§ Aim of the exercise:
From the data that follows, report how many lines hold the string "selected", giving only the number.
Given records below:
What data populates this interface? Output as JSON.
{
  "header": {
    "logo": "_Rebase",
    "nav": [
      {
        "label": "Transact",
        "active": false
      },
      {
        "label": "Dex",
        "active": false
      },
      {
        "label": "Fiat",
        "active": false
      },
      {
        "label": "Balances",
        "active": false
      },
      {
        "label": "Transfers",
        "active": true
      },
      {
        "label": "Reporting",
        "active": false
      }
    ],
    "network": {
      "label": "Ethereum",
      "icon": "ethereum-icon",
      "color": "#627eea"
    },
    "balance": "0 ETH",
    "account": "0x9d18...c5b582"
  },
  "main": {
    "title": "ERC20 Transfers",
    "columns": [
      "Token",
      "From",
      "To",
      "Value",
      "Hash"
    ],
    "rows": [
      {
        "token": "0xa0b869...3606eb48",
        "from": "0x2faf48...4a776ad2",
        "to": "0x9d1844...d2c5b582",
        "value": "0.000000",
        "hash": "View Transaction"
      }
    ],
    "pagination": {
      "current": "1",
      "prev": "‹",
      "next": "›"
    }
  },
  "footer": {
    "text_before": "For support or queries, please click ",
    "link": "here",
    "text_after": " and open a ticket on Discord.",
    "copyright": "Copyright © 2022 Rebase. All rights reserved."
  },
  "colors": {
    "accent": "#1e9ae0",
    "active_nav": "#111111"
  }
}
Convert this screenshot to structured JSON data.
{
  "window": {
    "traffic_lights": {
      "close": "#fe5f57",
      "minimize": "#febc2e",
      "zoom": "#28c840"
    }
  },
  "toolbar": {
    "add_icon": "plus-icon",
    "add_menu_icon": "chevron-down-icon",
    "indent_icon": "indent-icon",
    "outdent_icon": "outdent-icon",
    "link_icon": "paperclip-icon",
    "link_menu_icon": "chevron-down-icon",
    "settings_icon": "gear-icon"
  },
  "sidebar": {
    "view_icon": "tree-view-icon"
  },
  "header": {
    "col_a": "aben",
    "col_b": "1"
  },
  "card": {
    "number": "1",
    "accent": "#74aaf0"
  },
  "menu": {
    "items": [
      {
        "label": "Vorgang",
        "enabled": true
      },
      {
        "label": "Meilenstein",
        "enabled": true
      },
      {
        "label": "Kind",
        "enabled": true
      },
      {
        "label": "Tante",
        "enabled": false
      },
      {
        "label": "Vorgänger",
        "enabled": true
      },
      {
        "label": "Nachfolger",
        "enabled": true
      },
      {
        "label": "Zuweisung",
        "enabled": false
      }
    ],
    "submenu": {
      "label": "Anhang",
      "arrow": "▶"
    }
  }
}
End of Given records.
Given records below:
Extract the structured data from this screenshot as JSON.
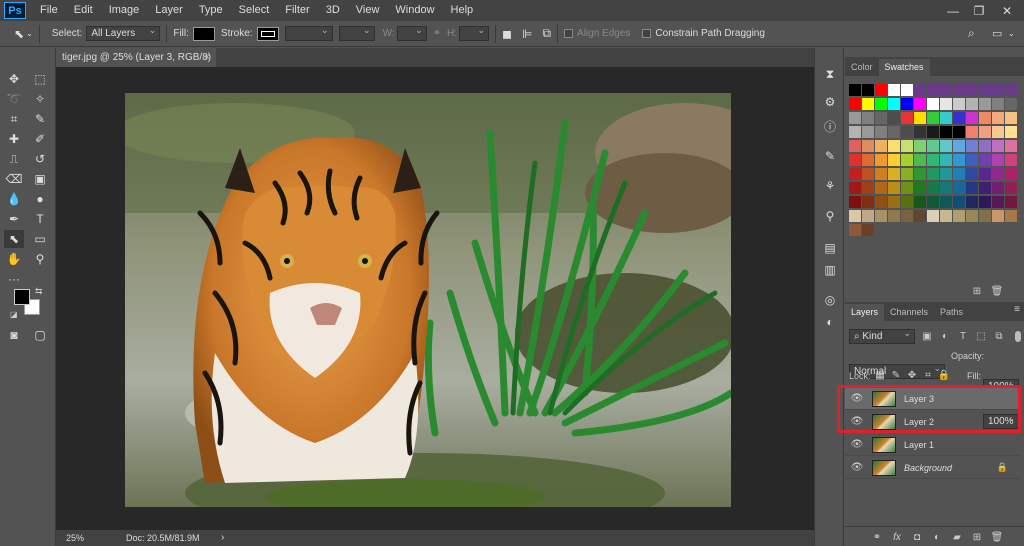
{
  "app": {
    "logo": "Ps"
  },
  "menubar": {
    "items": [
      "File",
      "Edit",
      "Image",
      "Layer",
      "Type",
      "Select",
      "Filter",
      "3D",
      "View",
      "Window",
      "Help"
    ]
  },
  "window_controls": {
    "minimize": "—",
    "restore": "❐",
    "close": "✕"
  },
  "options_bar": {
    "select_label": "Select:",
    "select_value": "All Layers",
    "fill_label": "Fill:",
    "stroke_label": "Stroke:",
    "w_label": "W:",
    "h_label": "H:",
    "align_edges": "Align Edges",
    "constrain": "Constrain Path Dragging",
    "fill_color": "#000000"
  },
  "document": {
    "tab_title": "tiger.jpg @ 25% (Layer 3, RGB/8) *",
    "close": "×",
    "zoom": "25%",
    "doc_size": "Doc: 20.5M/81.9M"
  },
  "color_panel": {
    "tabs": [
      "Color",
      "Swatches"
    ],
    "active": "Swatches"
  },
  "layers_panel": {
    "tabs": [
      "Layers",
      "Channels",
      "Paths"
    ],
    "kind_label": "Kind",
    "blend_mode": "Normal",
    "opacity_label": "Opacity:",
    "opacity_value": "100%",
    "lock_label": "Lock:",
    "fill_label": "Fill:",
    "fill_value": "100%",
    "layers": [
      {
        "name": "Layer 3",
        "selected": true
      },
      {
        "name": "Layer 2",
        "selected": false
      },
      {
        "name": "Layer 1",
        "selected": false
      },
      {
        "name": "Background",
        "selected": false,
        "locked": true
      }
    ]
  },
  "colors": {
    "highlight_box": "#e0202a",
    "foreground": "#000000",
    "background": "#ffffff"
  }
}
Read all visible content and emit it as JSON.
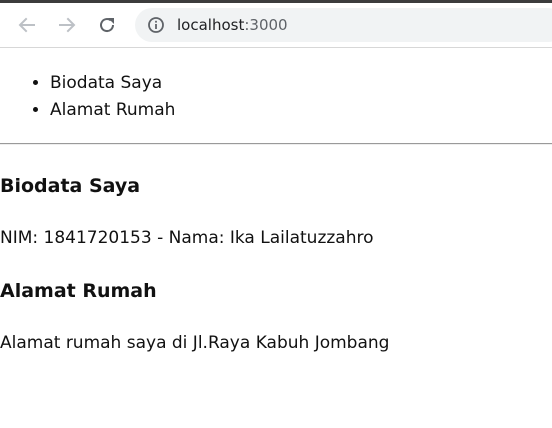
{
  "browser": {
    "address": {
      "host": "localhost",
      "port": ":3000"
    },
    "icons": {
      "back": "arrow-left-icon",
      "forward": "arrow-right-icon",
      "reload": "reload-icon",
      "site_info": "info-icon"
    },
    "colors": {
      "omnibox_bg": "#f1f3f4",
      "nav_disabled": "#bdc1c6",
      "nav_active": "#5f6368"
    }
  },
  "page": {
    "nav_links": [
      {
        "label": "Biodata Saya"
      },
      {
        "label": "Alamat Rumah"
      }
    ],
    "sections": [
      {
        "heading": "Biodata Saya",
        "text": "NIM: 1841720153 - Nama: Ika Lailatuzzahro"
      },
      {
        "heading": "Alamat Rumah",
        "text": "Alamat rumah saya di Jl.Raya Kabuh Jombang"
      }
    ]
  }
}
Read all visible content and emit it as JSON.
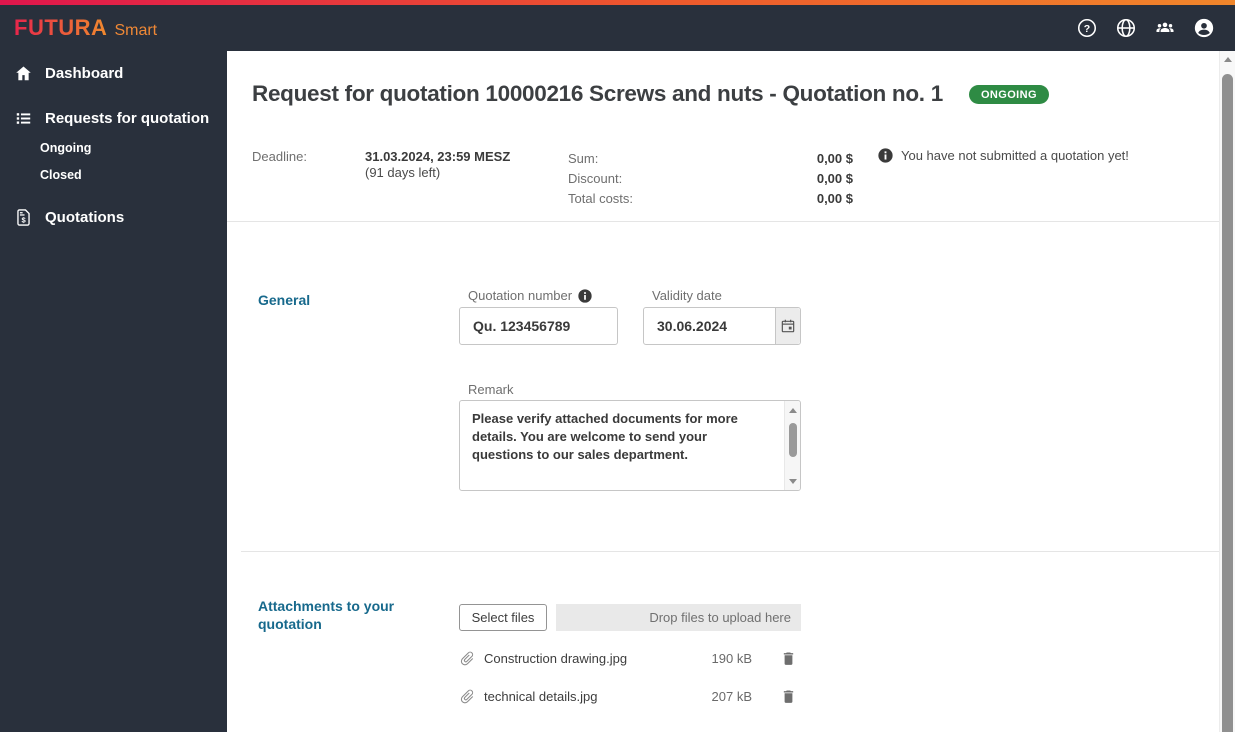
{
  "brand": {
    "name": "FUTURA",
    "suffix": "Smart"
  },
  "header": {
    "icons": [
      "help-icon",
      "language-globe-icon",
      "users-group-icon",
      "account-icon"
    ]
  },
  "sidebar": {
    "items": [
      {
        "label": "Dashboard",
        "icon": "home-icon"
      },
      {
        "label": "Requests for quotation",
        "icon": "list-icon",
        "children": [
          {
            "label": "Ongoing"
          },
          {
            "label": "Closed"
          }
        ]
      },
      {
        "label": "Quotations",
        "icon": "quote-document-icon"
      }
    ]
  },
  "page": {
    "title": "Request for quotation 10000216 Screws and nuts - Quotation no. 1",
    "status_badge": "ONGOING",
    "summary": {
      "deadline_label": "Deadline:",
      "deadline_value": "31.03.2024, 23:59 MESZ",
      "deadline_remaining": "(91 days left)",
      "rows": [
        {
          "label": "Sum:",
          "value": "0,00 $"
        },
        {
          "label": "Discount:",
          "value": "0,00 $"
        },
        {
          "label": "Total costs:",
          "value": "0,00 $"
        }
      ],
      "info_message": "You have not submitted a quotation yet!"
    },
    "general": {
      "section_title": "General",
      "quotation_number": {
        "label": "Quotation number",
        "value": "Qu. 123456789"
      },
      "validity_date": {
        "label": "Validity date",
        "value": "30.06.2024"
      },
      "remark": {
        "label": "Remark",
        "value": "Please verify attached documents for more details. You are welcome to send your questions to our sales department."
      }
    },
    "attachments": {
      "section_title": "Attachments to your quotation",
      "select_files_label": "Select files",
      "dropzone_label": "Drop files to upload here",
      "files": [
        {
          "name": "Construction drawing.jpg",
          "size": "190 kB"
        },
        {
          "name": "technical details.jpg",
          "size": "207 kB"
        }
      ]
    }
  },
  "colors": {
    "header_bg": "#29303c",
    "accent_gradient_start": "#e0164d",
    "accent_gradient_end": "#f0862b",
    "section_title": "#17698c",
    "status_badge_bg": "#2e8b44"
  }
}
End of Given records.
§ Answer to the problem:
4